» Action item:
Your task is to filter the data below down to the lines holding "structured".

» Component data from apps and pages:
◇ ◇ ◇ ◇ ◇

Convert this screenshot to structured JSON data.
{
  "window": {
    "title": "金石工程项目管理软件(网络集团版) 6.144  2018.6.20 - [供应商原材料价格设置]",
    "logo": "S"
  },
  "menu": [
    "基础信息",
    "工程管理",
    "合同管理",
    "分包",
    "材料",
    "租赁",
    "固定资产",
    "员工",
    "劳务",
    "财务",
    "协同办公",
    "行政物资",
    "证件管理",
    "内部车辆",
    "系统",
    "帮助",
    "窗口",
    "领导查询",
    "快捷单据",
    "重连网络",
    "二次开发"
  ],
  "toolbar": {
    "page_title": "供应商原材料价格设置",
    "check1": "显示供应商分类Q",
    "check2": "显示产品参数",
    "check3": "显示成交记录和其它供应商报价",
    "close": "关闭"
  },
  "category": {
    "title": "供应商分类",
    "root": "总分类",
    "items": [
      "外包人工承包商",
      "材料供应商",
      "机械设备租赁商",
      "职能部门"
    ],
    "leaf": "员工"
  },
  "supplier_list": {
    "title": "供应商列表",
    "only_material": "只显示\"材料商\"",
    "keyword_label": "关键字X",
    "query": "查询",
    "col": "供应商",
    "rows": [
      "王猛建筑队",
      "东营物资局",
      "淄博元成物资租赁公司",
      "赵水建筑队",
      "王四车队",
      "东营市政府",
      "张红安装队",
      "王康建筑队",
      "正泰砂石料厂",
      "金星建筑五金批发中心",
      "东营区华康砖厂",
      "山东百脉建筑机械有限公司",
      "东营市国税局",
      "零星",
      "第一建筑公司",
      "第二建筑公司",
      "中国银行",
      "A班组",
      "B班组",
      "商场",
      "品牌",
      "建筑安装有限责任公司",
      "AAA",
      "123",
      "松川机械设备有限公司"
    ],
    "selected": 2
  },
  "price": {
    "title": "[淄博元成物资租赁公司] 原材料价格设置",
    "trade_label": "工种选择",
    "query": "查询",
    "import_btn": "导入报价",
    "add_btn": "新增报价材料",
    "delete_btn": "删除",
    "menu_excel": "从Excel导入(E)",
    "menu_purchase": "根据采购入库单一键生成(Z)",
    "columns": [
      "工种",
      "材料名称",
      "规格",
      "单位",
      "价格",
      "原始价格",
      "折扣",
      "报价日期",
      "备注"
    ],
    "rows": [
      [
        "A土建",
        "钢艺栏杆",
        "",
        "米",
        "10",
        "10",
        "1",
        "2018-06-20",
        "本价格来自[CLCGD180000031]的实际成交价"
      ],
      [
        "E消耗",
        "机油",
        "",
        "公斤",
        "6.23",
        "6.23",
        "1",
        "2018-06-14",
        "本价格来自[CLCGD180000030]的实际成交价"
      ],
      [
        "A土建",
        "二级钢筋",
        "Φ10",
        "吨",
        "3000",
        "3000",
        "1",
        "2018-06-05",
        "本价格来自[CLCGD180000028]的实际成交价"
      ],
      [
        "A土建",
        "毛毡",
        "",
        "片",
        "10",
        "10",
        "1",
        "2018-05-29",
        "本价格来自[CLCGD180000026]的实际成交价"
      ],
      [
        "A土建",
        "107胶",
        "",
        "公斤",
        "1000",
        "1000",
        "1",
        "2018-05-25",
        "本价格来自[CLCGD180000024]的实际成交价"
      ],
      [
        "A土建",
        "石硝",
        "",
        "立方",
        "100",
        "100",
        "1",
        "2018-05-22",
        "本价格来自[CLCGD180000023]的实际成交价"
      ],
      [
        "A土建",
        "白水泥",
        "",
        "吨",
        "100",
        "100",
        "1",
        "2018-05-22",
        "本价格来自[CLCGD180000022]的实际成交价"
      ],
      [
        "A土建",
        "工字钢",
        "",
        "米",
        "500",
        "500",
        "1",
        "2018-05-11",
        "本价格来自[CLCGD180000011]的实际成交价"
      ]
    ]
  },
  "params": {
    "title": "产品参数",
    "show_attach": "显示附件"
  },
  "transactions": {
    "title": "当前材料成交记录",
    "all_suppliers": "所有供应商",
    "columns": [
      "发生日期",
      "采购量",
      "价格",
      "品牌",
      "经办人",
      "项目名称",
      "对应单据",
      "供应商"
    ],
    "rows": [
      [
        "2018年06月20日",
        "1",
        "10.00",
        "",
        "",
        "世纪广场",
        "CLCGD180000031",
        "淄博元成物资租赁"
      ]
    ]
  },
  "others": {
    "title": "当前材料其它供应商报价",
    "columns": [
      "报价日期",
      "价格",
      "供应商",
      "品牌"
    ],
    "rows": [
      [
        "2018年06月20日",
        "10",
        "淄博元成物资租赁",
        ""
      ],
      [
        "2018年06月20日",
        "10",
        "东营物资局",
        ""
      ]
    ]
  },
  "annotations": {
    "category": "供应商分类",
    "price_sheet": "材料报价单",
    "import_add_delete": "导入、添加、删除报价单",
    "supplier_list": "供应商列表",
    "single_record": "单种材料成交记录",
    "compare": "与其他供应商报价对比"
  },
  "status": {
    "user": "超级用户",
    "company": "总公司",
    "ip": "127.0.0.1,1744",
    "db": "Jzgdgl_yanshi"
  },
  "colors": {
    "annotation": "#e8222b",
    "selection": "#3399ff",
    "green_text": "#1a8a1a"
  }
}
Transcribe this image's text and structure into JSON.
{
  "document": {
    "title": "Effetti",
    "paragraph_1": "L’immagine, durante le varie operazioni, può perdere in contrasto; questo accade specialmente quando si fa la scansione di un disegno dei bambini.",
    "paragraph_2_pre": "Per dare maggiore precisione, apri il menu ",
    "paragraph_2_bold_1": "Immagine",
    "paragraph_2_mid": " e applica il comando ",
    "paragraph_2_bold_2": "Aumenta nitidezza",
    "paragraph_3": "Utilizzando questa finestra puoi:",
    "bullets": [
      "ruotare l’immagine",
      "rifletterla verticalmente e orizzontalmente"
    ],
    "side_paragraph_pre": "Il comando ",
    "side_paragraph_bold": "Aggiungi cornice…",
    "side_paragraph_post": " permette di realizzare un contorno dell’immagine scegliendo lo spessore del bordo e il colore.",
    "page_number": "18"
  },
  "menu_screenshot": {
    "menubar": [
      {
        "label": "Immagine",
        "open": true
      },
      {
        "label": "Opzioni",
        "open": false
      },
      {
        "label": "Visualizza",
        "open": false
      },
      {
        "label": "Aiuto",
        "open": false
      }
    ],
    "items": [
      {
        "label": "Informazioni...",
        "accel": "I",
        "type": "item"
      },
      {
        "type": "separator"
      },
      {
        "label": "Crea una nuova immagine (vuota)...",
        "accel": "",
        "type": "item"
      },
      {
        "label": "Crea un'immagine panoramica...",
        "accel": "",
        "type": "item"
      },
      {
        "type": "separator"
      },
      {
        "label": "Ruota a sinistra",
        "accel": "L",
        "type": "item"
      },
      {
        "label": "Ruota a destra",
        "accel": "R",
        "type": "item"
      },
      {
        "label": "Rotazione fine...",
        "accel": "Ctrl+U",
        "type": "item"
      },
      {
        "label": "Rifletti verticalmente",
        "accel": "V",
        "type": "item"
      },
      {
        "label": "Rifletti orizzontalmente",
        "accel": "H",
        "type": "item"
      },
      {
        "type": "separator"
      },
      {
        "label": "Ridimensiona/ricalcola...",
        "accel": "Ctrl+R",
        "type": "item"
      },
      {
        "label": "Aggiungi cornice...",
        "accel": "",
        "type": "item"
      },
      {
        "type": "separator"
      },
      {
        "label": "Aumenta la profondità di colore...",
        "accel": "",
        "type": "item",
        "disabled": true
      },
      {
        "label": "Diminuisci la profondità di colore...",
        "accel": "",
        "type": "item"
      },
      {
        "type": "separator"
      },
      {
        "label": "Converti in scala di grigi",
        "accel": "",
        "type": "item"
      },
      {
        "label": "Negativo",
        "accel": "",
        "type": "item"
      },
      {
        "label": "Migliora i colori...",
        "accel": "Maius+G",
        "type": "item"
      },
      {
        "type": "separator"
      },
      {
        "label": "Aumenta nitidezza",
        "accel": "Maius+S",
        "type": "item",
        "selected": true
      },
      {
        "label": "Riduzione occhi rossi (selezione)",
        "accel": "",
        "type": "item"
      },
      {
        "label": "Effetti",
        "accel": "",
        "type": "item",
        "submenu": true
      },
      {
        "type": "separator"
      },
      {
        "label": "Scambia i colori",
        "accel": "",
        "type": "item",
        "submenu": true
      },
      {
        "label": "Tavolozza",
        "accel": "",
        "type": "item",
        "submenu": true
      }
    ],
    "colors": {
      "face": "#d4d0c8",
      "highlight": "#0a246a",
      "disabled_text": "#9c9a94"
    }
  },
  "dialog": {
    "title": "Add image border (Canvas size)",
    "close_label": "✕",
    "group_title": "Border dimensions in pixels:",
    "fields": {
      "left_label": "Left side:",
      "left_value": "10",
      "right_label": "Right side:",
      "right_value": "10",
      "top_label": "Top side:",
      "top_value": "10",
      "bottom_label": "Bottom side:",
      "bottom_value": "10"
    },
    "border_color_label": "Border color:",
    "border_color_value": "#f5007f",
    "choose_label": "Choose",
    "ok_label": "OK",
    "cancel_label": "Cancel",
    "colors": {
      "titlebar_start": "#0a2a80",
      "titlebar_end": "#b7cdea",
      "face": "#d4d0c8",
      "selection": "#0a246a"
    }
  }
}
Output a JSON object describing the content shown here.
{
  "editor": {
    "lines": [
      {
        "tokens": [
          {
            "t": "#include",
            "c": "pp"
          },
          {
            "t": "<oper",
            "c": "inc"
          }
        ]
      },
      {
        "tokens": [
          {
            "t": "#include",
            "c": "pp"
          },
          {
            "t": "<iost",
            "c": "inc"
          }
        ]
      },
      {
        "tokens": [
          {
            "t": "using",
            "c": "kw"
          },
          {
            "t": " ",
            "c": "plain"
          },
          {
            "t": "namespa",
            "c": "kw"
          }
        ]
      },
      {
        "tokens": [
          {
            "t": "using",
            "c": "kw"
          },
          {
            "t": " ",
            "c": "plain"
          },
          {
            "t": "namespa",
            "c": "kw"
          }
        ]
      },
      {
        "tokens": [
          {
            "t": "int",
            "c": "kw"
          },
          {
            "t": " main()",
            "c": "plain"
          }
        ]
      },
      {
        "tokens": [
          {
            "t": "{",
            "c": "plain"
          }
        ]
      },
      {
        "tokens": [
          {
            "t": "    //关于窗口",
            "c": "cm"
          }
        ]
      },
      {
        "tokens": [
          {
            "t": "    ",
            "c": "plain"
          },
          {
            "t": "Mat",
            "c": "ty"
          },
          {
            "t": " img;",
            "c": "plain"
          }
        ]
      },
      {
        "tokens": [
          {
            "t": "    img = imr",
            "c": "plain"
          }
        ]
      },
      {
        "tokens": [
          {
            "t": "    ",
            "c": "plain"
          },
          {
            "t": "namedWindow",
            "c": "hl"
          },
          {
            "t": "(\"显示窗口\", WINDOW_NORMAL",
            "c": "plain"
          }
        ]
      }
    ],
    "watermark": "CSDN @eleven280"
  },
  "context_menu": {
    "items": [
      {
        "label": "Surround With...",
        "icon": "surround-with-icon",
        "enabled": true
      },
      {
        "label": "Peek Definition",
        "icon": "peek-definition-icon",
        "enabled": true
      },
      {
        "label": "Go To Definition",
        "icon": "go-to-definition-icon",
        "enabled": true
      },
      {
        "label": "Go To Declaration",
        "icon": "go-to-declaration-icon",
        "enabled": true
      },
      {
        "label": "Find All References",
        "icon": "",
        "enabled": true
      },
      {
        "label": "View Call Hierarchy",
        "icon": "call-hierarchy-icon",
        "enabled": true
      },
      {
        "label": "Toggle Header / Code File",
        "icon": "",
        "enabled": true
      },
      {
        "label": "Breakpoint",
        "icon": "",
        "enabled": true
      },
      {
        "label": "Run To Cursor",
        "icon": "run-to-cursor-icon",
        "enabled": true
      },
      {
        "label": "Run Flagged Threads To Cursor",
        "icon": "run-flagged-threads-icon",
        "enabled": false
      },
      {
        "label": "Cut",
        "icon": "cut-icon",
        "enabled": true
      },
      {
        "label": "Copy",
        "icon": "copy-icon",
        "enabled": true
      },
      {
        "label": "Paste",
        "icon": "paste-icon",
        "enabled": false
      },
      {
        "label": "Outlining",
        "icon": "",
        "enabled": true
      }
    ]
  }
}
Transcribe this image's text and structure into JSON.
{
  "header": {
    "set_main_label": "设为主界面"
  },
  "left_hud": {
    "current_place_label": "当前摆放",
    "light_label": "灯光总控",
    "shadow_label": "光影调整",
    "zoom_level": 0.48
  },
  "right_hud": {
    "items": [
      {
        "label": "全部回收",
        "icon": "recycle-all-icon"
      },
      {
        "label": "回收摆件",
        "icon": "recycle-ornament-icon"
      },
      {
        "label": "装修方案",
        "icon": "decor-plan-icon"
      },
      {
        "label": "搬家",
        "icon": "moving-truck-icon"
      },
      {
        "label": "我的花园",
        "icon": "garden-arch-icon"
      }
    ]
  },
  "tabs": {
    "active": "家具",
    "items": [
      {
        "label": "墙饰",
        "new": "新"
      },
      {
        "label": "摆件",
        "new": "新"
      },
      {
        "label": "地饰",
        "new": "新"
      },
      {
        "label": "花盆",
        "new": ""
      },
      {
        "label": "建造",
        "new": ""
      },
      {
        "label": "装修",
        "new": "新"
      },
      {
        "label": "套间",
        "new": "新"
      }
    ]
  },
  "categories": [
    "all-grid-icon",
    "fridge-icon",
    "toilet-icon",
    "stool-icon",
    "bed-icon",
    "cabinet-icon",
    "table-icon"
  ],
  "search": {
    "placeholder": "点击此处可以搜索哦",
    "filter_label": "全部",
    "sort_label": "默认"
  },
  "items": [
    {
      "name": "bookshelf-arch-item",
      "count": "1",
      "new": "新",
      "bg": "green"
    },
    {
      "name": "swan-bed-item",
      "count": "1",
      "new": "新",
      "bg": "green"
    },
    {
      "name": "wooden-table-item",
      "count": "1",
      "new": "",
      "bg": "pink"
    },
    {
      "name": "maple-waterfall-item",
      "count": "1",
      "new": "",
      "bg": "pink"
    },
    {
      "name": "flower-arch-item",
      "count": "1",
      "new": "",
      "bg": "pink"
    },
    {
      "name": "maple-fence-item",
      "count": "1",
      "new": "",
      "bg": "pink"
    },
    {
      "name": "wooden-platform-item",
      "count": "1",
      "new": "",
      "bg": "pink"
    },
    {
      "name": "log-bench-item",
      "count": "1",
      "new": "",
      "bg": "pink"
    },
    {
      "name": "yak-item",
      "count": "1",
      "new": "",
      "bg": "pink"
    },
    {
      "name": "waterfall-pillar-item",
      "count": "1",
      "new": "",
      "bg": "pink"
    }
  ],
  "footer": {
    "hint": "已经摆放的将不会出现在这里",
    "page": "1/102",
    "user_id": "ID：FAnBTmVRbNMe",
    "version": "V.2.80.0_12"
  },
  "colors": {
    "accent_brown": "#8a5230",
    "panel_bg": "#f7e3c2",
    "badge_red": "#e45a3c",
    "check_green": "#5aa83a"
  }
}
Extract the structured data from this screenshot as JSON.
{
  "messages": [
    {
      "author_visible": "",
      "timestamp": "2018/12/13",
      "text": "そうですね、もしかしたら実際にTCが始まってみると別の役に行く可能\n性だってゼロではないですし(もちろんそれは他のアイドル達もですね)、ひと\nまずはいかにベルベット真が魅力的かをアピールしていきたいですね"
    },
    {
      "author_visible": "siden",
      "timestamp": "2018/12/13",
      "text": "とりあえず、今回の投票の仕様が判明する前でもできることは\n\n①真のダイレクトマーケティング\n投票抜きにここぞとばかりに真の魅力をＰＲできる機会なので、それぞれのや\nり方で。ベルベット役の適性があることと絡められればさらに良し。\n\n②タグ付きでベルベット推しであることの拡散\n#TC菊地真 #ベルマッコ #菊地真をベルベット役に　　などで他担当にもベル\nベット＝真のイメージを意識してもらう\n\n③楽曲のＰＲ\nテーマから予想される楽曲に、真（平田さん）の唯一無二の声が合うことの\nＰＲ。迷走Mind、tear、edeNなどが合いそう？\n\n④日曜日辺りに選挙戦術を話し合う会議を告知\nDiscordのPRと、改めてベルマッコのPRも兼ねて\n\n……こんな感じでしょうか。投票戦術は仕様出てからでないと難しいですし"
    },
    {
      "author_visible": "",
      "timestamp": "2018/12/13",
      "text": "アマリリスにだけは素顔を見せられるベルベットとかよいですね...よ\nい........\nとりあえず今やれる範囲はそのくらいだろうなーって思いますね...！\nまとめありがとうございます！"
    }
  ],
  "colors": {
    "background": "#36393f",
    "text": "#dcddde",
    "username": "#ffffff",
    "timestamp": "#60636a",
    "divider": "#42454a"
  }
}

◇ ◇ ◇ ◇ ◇

» Task result:
Convert this screenshot to structured JSON data.
Extract the structured data from this screenshot as JSON.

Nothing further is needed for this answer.